[Data in this exercise — start]
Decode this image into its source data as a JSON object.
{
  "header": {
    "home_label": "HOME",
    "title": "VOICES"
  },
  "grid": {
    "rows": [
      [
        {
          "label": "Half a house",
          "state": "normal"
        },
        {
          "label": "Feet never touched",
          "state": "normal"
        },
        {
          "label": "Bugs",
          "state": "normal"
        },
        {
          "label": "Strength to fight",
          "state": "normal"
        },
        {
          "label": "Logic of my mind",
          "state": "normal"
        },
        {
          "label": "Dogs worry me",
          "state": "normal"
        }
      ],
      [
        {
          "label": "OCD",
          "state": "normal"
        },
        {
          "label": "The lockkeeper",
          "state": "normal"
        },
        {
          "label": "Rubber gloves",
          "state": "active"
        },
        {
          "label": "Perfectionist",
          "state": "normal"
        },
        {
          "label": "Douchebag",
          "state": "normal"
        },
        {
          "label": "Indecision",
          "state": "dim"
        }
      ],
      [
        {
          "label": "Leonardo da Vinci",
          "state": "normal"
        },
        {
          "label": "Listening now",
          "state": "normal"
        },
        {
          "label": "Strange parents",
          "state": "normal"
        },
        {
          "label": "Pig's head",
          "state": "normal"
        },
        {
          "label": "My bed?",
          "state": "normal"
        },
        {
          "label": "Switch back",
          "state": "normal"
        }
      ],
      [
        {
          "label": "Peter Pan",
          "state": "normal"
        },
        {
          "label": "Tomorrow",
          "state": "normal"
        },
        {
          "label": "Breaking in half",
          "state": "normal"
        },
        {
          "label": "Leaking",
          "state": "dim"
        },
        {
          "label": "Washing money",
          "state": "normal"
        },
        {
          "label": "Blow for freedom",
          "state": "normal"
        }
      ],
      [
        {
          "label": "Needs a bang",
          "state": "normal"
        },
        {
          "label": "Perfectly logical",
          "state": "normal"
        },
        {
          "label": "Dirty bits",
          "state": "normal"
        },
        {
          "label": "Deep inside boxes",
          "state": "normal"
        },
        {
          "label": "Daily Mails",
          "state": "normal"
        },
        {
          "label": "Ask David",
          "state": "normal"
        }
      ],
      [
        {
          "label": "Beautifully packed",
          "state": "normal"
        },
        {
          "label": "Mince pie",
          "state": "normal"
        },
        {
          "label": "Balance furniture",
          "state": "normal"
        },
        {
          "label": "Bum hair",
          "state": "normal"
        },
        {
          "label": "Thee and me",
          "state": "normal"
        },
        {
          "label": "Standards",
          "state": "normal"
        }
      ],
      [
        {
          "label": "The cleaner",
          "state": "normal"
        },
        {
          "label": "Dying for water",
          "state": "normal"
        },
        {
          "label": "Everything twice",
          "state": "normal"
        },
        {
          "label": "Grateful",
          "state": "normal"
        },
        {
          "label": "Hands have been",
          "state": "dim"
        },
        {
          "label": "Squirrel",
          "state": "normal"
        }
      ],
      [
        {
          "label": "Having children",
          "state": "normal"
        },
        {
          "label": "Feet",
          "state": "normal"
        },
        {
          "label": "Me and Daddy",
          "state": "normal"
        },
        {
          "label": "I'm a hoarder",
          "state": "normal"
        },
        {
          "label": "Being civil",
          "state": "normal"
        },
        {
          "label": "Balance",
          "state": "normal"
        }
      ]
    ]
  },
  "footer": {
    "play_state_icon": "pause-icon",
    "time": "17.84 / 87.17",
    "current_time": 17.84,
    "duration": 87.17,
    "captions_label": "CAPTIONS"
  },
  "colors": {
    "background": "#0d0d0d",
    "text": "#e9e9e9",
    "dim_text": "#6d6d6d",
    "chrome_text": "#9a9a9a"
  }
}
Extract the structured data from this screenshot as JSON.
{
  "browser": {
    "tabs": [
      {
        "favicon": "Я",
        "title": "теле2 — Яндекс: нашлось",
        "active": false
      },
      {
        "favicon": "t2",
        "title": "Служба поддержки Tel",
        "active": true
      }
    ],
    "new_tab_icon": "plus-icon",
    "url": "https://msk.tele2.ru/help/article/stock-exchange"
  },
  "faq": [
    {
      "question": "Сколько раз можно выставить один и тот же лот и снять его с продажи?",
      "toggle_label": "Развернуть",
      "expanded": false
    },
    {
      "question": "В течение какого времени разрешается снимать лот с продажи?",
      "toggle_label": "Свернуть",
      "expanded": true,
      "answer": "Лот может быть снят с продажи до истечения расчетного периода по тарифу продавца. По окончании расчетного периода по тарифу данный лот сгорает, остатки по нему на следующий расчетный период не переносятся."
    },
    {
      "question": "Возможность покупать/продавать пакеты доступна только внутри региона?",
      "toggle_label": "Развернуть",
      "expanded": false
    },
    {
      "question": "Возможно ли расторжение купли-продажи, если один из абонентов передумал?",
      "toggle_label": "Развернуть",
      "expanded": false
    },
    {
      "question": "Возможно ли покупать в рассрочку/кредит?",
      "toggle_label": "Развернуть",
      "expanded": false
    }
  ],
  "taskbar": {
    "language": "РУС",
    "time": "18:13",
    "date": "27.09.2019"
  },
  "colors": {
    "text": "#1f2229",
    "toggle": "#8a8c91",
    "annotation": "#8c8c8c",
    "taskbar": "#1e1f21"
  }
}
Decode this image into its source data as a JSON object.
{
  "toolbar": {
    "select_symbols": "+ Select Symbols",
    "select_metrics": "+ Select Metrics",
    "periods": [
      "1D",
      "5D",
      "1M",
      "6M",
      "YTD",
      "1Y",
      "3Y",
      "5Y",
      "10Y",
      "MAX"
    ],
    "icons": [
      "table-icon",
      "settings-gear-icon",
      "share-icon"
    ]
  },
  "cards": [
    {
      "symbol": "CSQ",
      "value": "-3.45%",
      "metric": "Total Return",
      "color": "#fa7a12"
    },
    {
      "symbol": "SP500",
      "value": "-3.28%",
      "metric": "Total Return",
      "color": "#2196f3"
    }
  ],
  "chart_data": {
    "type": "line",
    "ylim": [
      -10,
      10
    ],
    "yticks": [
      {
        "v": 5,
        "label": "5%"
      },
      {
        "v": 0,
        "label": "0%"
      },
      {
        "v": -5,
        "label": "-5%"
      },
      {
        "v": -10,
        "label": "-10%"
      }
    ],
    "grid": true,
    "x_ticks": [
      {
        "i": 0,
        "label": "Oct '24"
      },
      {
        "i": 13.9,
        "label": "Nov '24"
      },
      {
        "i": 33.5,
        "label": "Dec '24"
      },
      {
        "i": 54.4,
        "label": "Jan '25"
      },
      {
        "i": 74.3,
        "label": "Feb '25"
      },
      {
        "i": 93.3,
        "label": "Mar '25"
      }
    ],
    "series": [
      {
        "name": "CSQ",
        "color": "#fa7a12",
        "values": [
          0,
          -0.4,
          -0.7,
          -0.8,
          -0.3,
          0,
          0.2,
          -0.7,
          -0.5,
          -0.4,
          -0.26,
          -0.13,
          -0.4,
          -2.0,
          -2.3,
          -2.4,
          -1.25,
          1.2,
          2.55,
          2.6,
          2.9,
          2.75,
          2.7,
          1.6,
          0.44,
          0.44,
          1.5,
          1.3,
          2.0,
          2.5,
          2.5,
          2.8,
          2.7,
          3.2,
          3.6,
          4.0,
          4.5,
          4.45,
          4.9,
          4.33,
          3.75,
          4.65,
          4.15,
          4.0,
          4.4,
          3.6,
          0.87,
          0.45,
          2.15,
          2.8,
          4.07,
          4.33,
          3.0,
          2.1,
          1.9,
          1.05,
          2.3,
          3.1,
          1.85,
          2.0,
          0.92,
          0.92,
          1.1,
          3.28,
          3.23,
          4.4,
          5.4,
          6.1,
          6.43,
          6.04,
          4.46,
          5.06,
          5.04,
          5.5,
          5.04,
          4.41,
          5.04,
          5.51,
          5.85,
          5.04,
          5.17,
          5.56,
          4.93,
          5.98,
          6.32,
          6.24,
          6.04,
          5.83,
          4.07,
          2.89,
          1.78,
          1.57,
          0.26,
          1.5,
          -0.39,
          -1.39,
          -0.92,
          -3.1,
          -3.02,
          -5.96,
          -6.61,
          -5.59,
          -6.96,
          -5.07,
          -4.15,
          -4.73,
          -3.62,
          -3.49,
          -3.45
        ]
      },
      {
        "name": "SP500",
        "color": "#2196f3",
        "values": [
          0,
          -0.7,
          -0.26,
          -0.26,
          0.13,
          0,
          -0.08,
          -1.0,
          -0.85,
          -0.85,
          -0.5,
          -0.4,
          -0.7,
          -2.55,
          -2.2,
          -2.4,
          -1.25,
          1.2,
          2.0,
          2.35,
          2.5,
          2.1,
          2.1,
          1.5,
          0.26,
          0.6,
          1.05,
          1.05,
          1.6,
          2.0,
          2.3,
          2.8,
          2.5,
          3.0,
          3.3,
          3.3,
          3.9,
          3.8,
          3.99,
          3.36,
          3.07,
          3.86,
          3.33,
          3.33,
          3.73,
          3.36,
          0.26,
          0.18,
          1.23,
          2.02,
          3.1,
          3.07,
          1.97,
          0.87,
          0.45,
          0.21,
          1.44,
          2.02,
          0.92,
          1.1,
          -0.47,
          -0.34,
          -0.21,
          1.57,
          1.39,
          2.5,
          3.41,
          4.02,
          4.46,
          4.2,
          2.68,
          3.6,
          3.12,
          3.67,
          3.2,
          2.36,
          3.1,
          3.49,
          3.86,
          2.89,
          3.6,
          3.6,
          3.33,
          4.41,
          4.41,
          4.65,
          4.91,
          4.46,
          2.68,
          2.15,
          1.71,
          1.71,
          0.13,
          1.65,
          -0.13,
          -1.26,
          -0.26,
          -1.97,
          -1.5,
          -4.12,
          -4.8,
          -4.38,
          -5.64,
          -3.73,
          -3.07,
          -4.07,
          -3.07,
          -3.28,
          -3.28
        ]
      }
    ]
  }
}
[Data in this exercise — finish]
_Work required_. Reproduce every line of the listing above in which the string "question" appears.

_Task result_.
      "question": "Сколько раз можно выставить один и тот же лот и снять его с продажи?",
      "question": "В течение какого времени разрешается снимать лот с продажи?",
      "question": "Возможность покупать/продавать пакеты доступна только внутри региона?",
      "question": "Возможно ли расторжение купли-продажи, если один из абонентов передумал?",
      "question": "Возможно ли покупать в рассрочку/кредит?",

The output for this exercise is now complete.